your presence makes the passing of time so evident

your purity makes the need to improve so relevant

in your eyes, the future is reflected, so near

my faults, so clear

i see how far i’ve come

and how much further i’ve yet to go

how much further i’ve yet to grow

your every gesture is a sign of God

your yawn is pure grace

your smile, forgiveness

your breath, mercy

i breathe it in deeply

your inhalation is my inspiration

you’re my muse and my motive

my charge and my change

what will become of you in this delicious and difficult world?

this circus of life

i feared having you

knowing how vulnerable this love would make me

how any harm meeting you would break me

you are my heart

from my chest to my breast

some day you will drift

and i may not be able to catch you

you i hold so dear

with you, my prayers are made so sincere

theory meets practice

and planning meets action

i want to be all things beautiful, right, and true for you

but my shortcomings are more than a few

what in the world is a mother to do?

other than entrust you to care of The Divine

contemplate that you are not wholly mine

attach you to The Truth, unchanging with time

work and pray for the blessing of The Sublime

Precious Pearl

small and seemingly insignificant

like a grain of sand, innocent

placed to dwell

in dark warmth

nourished

protected

the anticipation increases

for the day you will emerge

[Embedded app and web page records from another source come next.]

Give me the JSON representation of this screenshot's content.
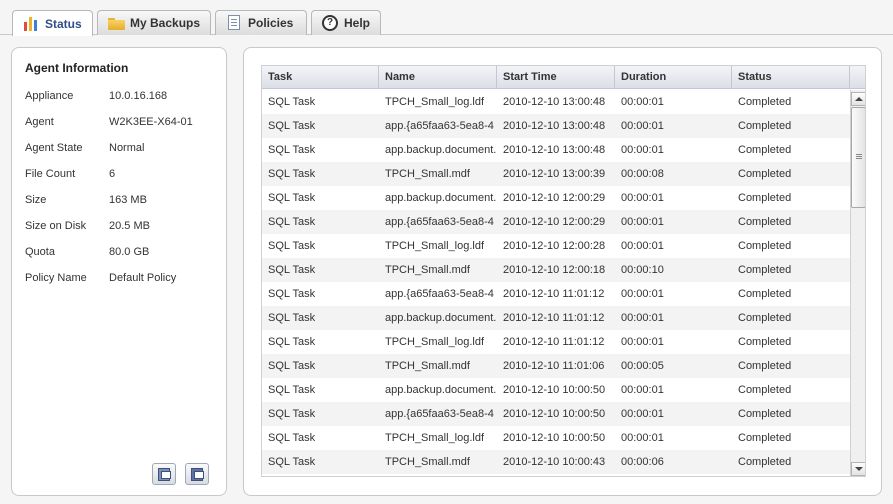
{
  "tabs": [
    {
      "label": "Status",
      "icon": "bar-chart-icon",
      "active": true
    },
    {
      "label": "My Backups",
      "icon": "folder-icon",
      "active": false
    },
    {
      "label": "Policies",
      "icon": "document-icon",
      "active": false
    },
    {
      "label": "Help",
      "icon": "help-icon",
      "active": false
    }
  ],
  "agent_info": {
    "title": "Agent Information",
    "rows": [
      {
        "label": "Appliance",
        "value": "10.0.16.168"
      },
      {
        "label": "Agent",
        "value": "W2K3EE-X64-01"
      },
      {
        "label": "Agent State",
        "value": "Normal"
      },
      {
        "label": "File Count",
        "value": "6"
      },
      {
        "label": "Size",
        "value": "163 MB"
      },
      {
        "label": "Size on Disk",
        "value": "20.5 MB"
      },
      {
        "label": "Quota",
        "value": "80.0 GB"
      },
      {
        "label": "Policy Name",
        "value": "Default Policy"
      }
    ],
    "buttons": [
      {
        "icon": "restore-icon"
      },
      {
        "icon": "properties-icon"
      }
    ]
  },
  "grid": {
    "columns": [
      "Task",
      "Name",
      "Start Time",
      "Duration",
      "Status"
    ],
    "rows": [
      [
        "SQL Task",
        "TPCH_Small_log.ldf",
        "2010-12-10 13:00:48",
        "00:00:01",
        "Completed"
      ],
      [
        "SQL Task",
        "app.{a65faa63-5ea8-4",
        "2010-12-10 13:00:48",
        "00:00:01",
        "Completed"
      ],
      [
        "SQL Task",
        "app.backup.document.",
        "2010-12-10 13:00:48",
        "00:00:01",
        "Completed"
      ],
      [
        "SQL Task",
        "TPCH_Small.mdf",
        "2010-12-10 13:00:39",
        "00:00:08",
        "Completed"
      ],
      [
        "SQL Task",
        "app.backup.document.",
        "2010-12-10 12:00:29",
        "00:00:01",
        "Completed"
      ],
      [
        "SQL Task",
        "app.{a65faa63-5ea8-4",
        "2010-12-10 12:00:29",
        "00:00:01",
        "Completed"
      ],
      [
        "SQL Task",
        "TPCH_Small_log.ldf",
        "2010-12-10 12:00:28",
        "00:00:01",
        "Completed"
      ],
      [
        "SQL Task",
        "TPCH_Small.mdf",
        "2010-12-10 12:00:18",
        "00:00:10",
        "Completed"
      ],
      [
        "SQL Task",
        "app.{a65faa63-5ea8-4",
        "2010-12-10 11:01:12",
        "00:00:01",
        "Completed"
      ],
      [
        "SQL Task",
        "app.backup.document.",
        "2010-12-10 11:01:12",
        "00:00:01",
        "Completed"
      ],
      [
        "SQL Task",
        "TPCH_Small_log.ldf",
        "2010-12-10 11:01:12",
        "00:00:01",
        "Completed"
      ],
      [
        "SQL Task",
        "TPCH_Small.mdf",
        "2010-12-10 11:01:06",
        "00:00:05",
        "Completed"
      ],
      [
        "SQL Task",
        "app.backup.document.",
        "2010-12-10 10:00:50",
        "00:00:01",
        "Completed"
      ],
      [
        "SQL Task",
        "app.{a65faa63-5ea8-4",
        "2010-12-10 10:00:50",
        "00:00:01",
        "Completed"
      ],
      [
        "SQL Task",
        "TPCH_Small_log.ldf",
        "2010-12-10 10:00:50",
        "00:00:01",
        "Completed"
      ],
      [
        "SQL Task",
        "TPCH_Small.mdf",
        "2010-12-10 10:00:43",
        "00:00:06",
        "Completed"
      ]
    ]
  },
  "colors": {
    "active_tab_text": "#2f4f86",
    "bar_colors": [
      "#e44a3c",
      "#f0b323",
      "#3b7fd6"
    ]
  }
}
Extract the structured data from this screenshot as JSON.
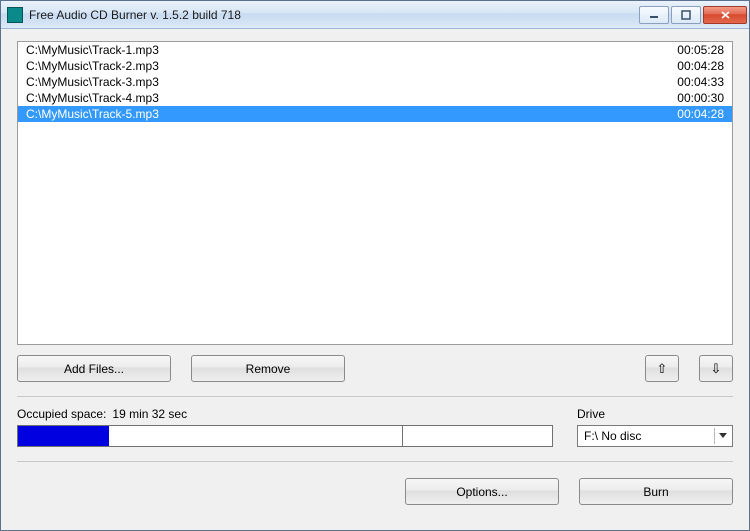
{
  "window": {
    "title": "Free Audio CD Burner  v. 1.5.2 build 718"
  },
  "tracks": [
    {
      "path": "C:\\MyMusic\\Track-1.mp3",
      "duration": "00:05:28",
      "selected": false
    },
    {
      "path": "C:\\MyMusic\\Track-2.mp3",
      "duration": "00:04:28",
      "selected": false
    },
    {
      "path": "C:\\MyMusic\\Track-3.mp3",
      "duration": "00:04:33",
      "selected": false
    },
    {
      "path": "C:\\MyMusic\\Track-4.mp3",
      "duration": "00:00:30",
      "selected": false
    },
    {
      "path": "C:\\MyMusic\\Track-5.mp3",
      "duration": "00:04:28",
      "selected": true
    }
  ],
  "buttons": {
    "add_files": "Add Files...",
    "remove": "Remove",
    "options": "Options...",
    "burn": "Burn"
  },
  "occupied": {
    "label": "Occupied space:",
    "value": "19 min 32 sec",
    "fill_percent": 17,
    "tick_percent": 72
  },
  "drive": {
    "label": "Drive",
    "selected": "F:\\ No disc"
  }
}
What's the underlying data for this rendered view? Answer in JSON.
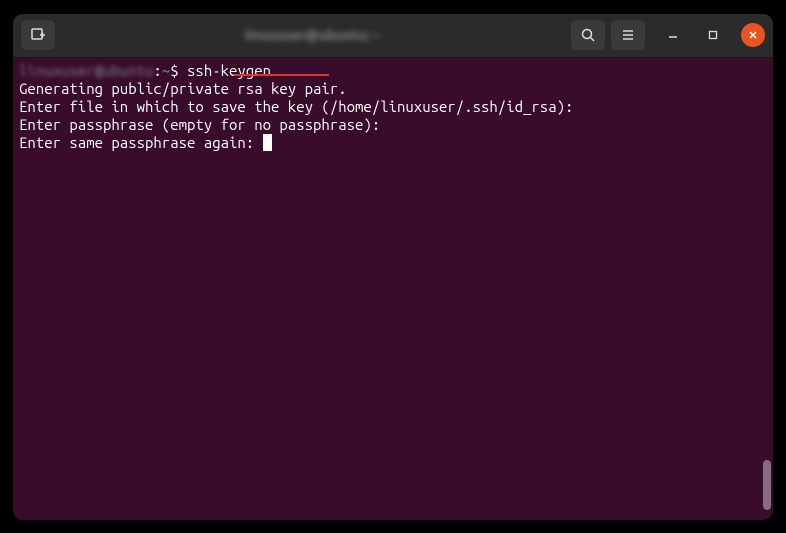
{
  "titlebar": {
    "title": "linuxuser@ubuntu: ~"
  },
  "terminal": {
    "prompt_user": "linuxuser@ubuntu",
    "prompt_sep": ":",
    "prompt_path": "~",
    "prompt_symbol": "$ ",
    "command": "ssh-keygen",
    "output": [
      "Generating public/private rsa key pair.",
      "Enter file in which to save the key (/home/linuxuser/.ssh/id_rsa): ",
      "Enter passphrase (empty for no passphrase): ",
      "Enter same passphrase again: "
    ]
  },
  "colors": {
    "terminal_bg": "#380c2a",
    "titlebar_bg": "#2b2b2b",
    "close_btn": "#e95420",
    "highlight": "#d33"
  }
}
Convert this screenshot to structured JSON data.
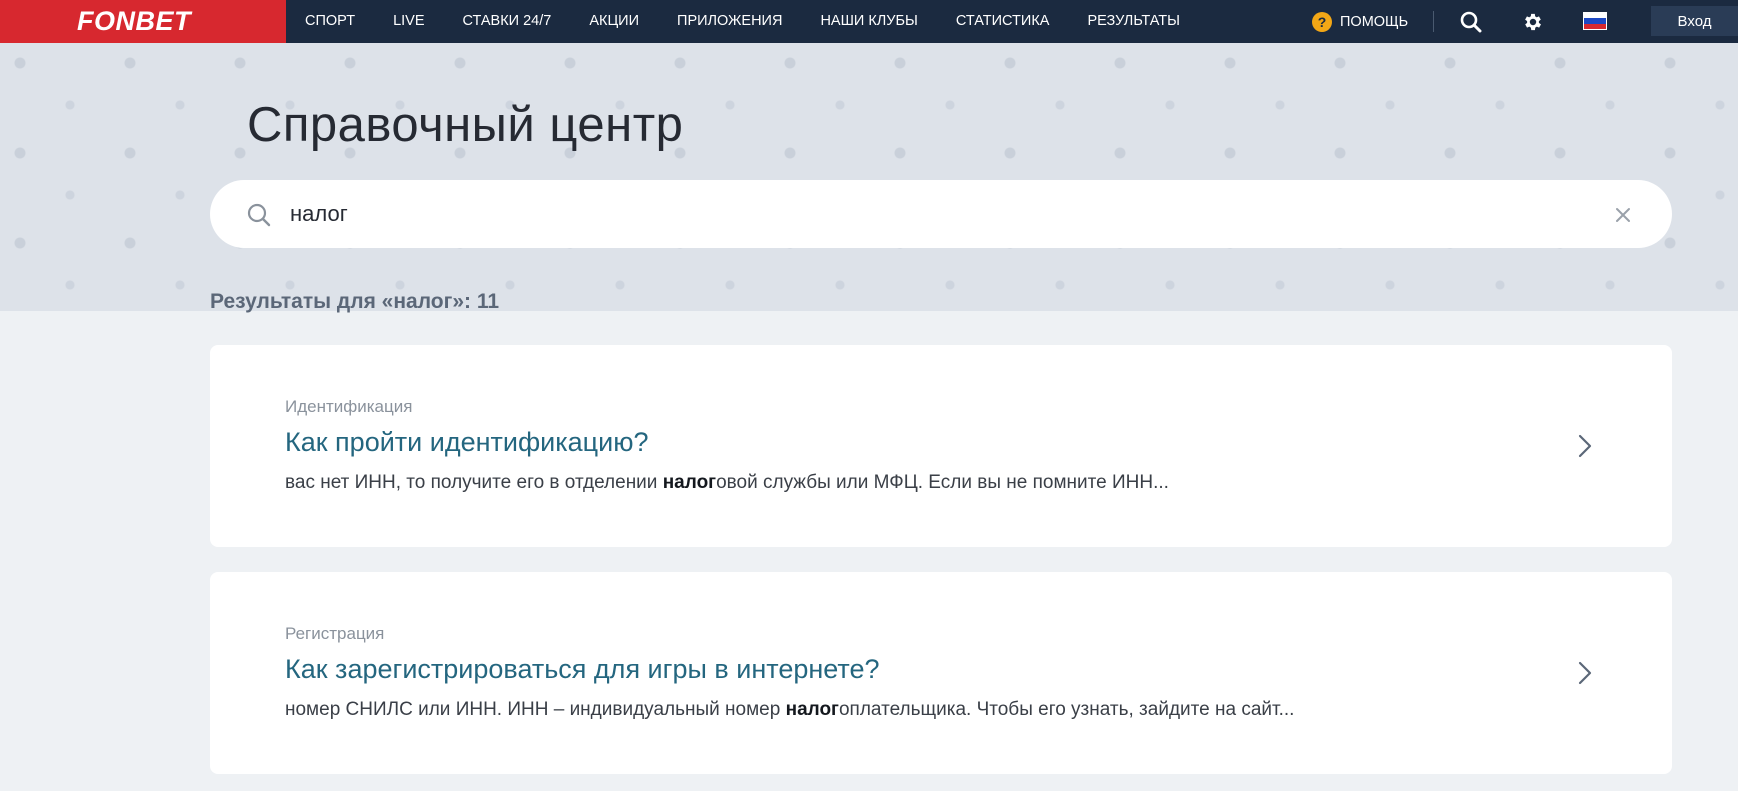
{
  "header": {
    "logo": "FONBET",
    "nav": [
      "СПОРТ",
      "LIVE",
      "СТАВКИ 24/7",
      "АКЦИИ",
      "ПРИЛОЖЕНИЯ",
      "НАШИ КЛУБЫ",
      "СТАТИСТИКА",
      "РЕЗУЛЬТАТЫ"
    ],
    "help_icon": "?",
    "help_label": "ПОМОЩЬ",
    "search_icon": "search-icon",
    "settings_icon": "gear-icon",
    "language_flag": "russian-flag-icon",
    "login_label": "Вход"
  },
  "hero": {
    "title": "Справочный центр",
    "search": {
      "value": "налог",
      "placeholder": ""
    }
  },
  "results": {
    "count_label": "Результаты для «налог»: 11",
    "items": [
      {
        "category": "Идентификация",
        "title": "Как пройти идентификацию?",
        "snippet_before": "вас нет ИНН, то получите его в отделении ",
        "snippet_match": "налог",
        "snippet_after": "овой службы или МФЦ. Если вы не помните ИНН..."
      },
      {
        "category": "Регистрация",
        "title": "Как зарегистрироваться для игры в интернете?",
        "snippet_before": "номер СНИЛС или ИНН. ИНН – индивидуальный номер ",
        "snippet_match": "налог",
        "snippet_after": "оплательщика. Чтобы его узнать, зайдите на сайт..."
      }
    ]
  },
  "colors": {
    "brand_red": "#d7282f",
    "nav_bg": "#1b2a40",
    "link_blue": "#24667f"
  }
}
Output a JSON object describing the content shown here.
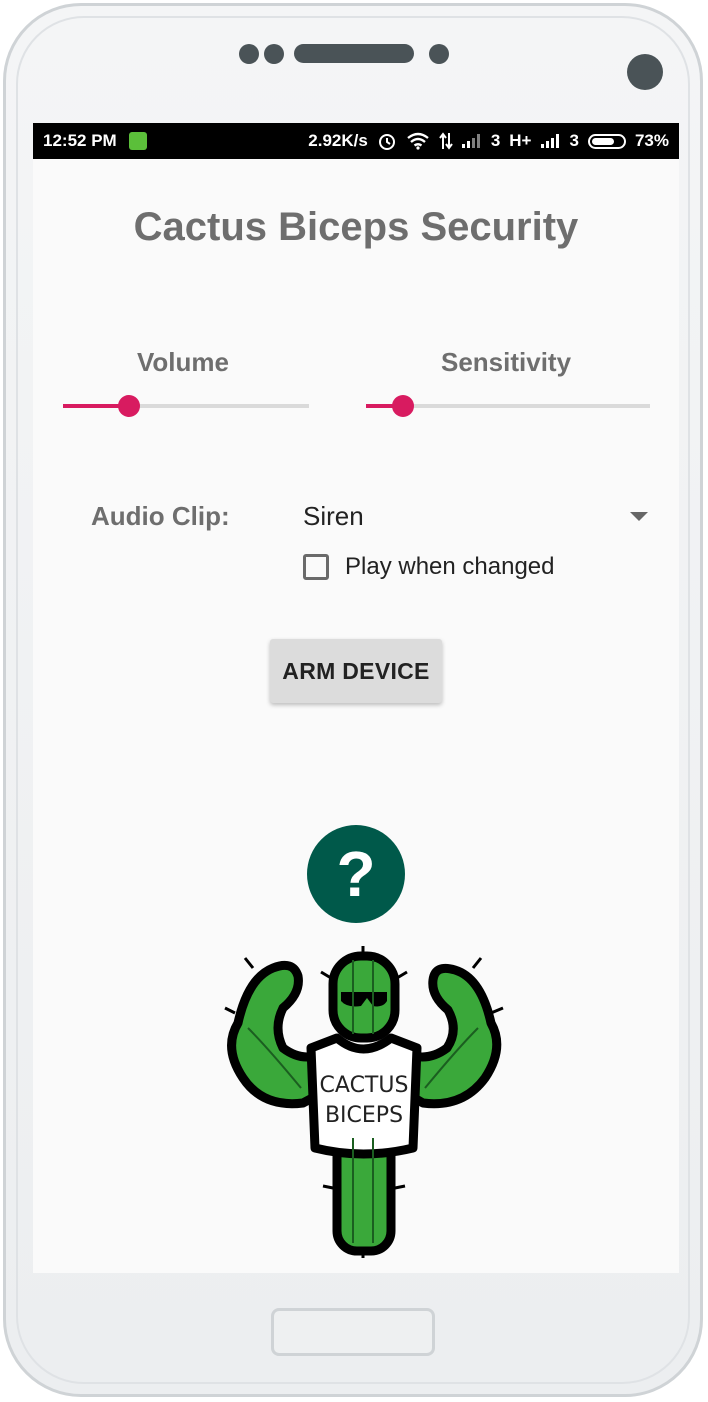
{
  "status_bar": {
    "time": "12:52 PM",
    "speed": "2.92K/s",
    "sim1_label": "3",
    "network_type": "H+",
    "sim2_label": "3",
    "battery": "73%",
    "battery_level": 0.73,
    "icons": [
      "app-notification-icon",
      "alarm-icon",
      "wifi-icon",
      "data-arrows-icon",
      "signal-icon",
      "battery-icon"
    ]
  },
  "app": {
    "title": "Cactus Biceps Security"
  },
  "controls": {
    "volume": {
      "label": "Volume",
      "value": 0.27
    },
    "sensitivity": {
      "label": "Sensitivity",
      "value": 0.13
    },
    "audio_clip_label": "Audio Clip:",
    "audio_clip_value": "Siren",
    "play_when_changed_label": "Play when changed",
    "play_when_changed_checked": false,
    "arm_button_label": "ARM DEVICE"
  },
  "status_icon": {
    "glyph": "?",
    "color": "#00594a"
  },
  "mascot": {
    "text_line1": "CACTUS",
    "text_line2": "BICEPS"
  },
  "colors": {
    "accent": "#d81b60",
    "title_gray": "#6e6e6e"
  }
}
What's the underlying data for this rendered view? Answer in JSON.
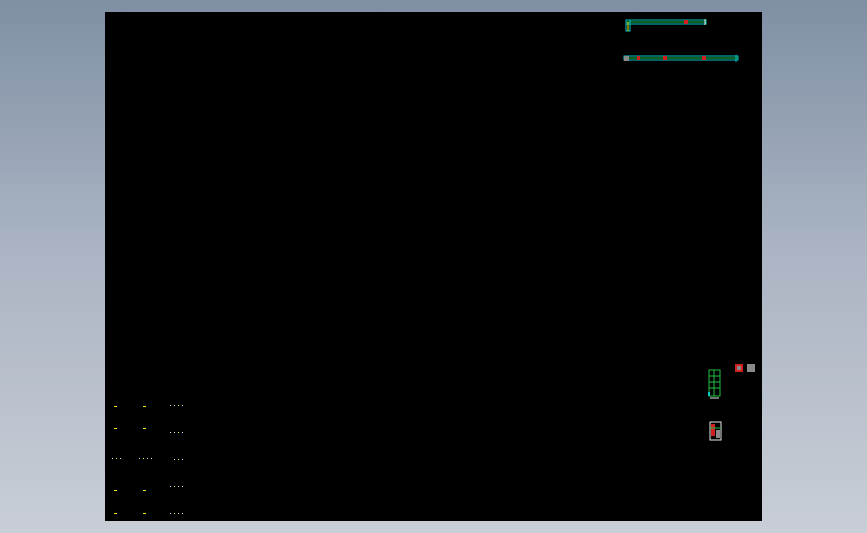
{
  "canvas": {
    "background": "#000000",
    "surround_gradient": [
      "#7f8fa4",
      "#c9ced6"
    ]
  },
  "colors": {
    "cyan": "#00c8c8",
    "green": "#20c040",
    "yellow": "#f0f000",
    "red": "#d02020",
    "grey": "#8a8a8a",
    "white": "#e8e8e8"
  },
  "objects": {
    "top_strip": "cad-drawing-strip",
    "lower_strip": "cad-drawing-strip",
    "cabinet": "cad-cabinet-elevation",
    "small_parts": "cad-detail-parts"
  }
}
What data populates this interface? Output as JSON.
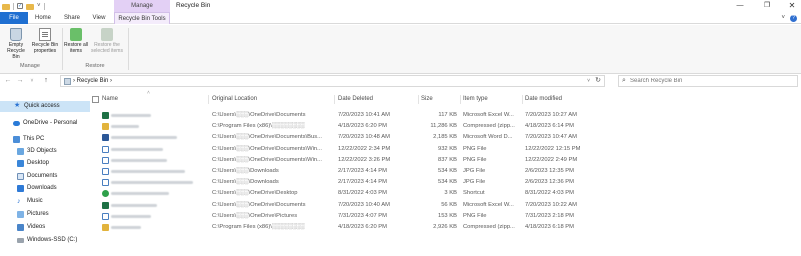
{
  "titlebar": {
    "manage_label": "Manage",
    "window_title": "Recycle Bin",
    "min_glyph": "—",
    "max_glyph": "❐",
    "close_glyph": "✕"
  },
  "tabs": {
    "file": "File",
    "home": "Home",
    "share": "Share",
    "view": "View",
    "recycle_bin_tools": "Recycle Bin Tools",
    "expand_glyph": "˅",
    "help_glyph": "?"
  },
  "ribbon": {
    "empty_bin": "Empty Recycle Bin",
    "bin_properties": "Recycle Bin properties",
    "restore_all": "Restore all items",
    "restore_selected": "Restore the selected items",
    "group_manage": "Manage",
    "group_restore": "Restore"
  },
  "address": {
    "back_glyph": "←",
    "forward_glyph": "→",
    "recent_glyph": "˅",
    "up_glyph": "↑",
    "breadcrumb": "›  Recycle Bin  ›",
    "dropdown_glyph": "˅",
    "refresh_glyph": "↻",
    "search_placeholder": "Search Recycle Bin",
    "search_glyph": "⌕"
  },
  "nav": {
    "quick_access": "Quick access",
    "onedrive": "OneDrive - Personal",
    "this_pc": "This PC",
    "objects3d": "3D Objects",
    "desktop": "Desktop",
    "documents": "Documents",
    "downloads": "Downloads",
    "music": "Music",
    "pictures": "Pictures",
    "videos": "Videos",
    "drive": "Windows-SSD (C:)"
  },
  "columns": {
    "name": "Name",
    "original_location": "Original Location",
    "date_deleted": "Date Deleted",
    "size": "Size",
    "item_type": "Item type",
    "date_modified": "Date modified"
  },
  "rows": [
    {
      "icon": "excel",
      "loc": "C:\\Users\\░░░\\OneDrive\\Documents",
      "deleted": "7/20/2023 10:41 AM",
      "size": "117 KB",
      "type": "Microsoft Excel W...",
      "modified": "7/20/2023 10:27 AM"
    },
    {
      "icon": "zip",
      "loc": "C:\\Program Files (x86)\\░░░░░░░░",
      "deleted": "4/18/2023 6:20 PM",
      "size": "11,286 KB",
      "type": "Compressed (zipp...",
      "modified": "4/18/2023 6:14 PM"
    },
    {
      "icon": "word",
      "loc": "C:\\Users\\░░░\\OneDrive\\Documents\\Bus...",
      "deleted": "7/20/2023 10:48 AM",
      "size": "2,185 KB",
      "type": "Microsoft Word D...",
      "modified": "7/20/2023 10:47 AM"
    },
    {
      "icon": "png",
      "loc": "C:\\Users\\░░░\\OneDrive\\Documents\\Win...",
      "deleted": "12/22/2022 2:34 PM",
      "size": "932 KB",
      "type": "PNG File",
      "modified": "12/22/2022 12:15 PM"
    },
    {
      "icon": "png",
      "loc": "C:\\Users\\░░░\\OneDrive\\Documents\\Win...",
      "deleted": "12/22/2022 3:26 PM",
      "size": "837 KB",
      "type": "PNG File",
      "modified": "12/22/2022 2:49 PM"
    },
    {
      "icon": "jpg",
      "loc": "C:\\Users\\░░░\\Downloads",
      "deleted": "2/17/2023 4:14 PM",
      "size": "534 KB",
      "type": "JPG File",
      "modified": "2/6/2023 12:35 PM"
    },
    {
      "icon": "jpg",
      "loc": "C:\\Users\\░░░\\Downloads",
      "deleted": "2/17/2023 4:14 PM",
      "size": "534 KB",
      "type": "JPG File",
      "modified": "2/6/2023 12:36 PM"
    },
    {
      "icon": "shortcut",
      "loc": "C:\\Users\\░░░\\OneDrive\\Desktop",
      "deleted": "8/31/2022 4:03 PM",
      "size": "3 KB",
      "type": "Shortcut",
      "modified": "8/31/2022 4:03 PM"
    },
    {
      "icon": "excel",
      "loc": "C:\\Users\\░░░\\OneDrive\\Documents",
      "deleted": "7/20/2023 10:40 AM",
      "size": "56 KB",
      "type": "Microsoft Excel W...",
      "modified": "7/20/2023 10:22 AM"
    },
    {
      "icon": "png",
      "loc": "C:\\Users\\░░░\\OneDrive\\Pictures",
      "deleted": "7/31/2023 4:07 PM",
      "size": "153 KB",
      "type": "PNG File",
      "modified": "7/31/2023 2:18 PM"
    },
    {
      "icon": "zip",
      "loc": "C:\\Program Files (x86)\\░░░░░░░░",
      "deleted": "4/18/2023 6:20 PM",
      "size": "2,926 KB",
      "type": "Compressed (zipp...",
      "modified": "4/18/2023 6:18 PM"
    }
  ]
}
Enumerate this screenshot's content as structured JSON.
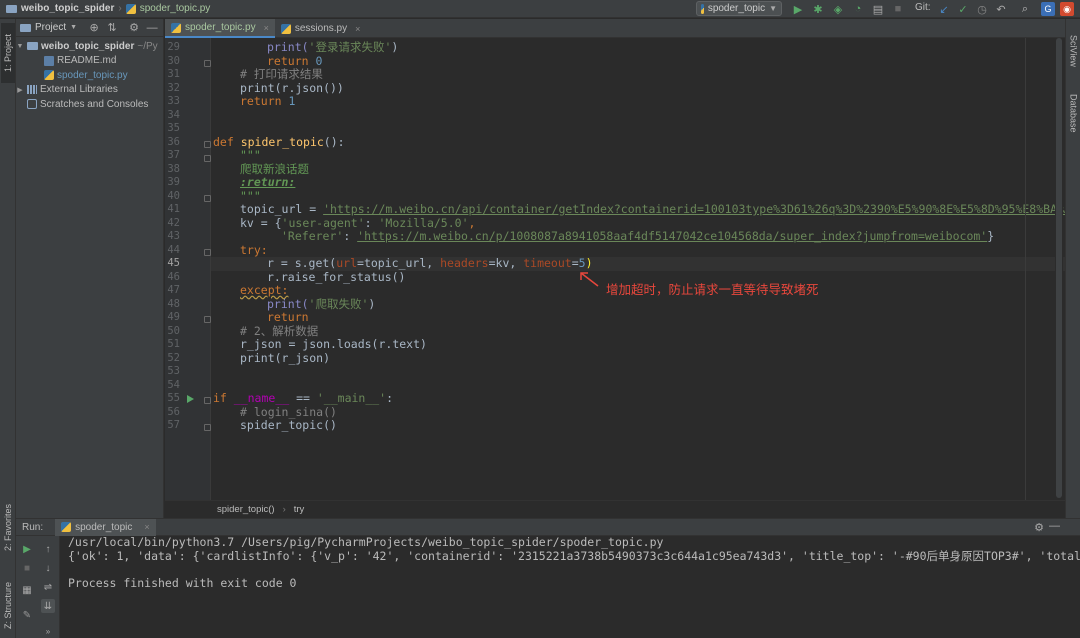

a beautiful pearl

fashioned by God

a blessing to be witnessed

we are graced by your presence

we love you!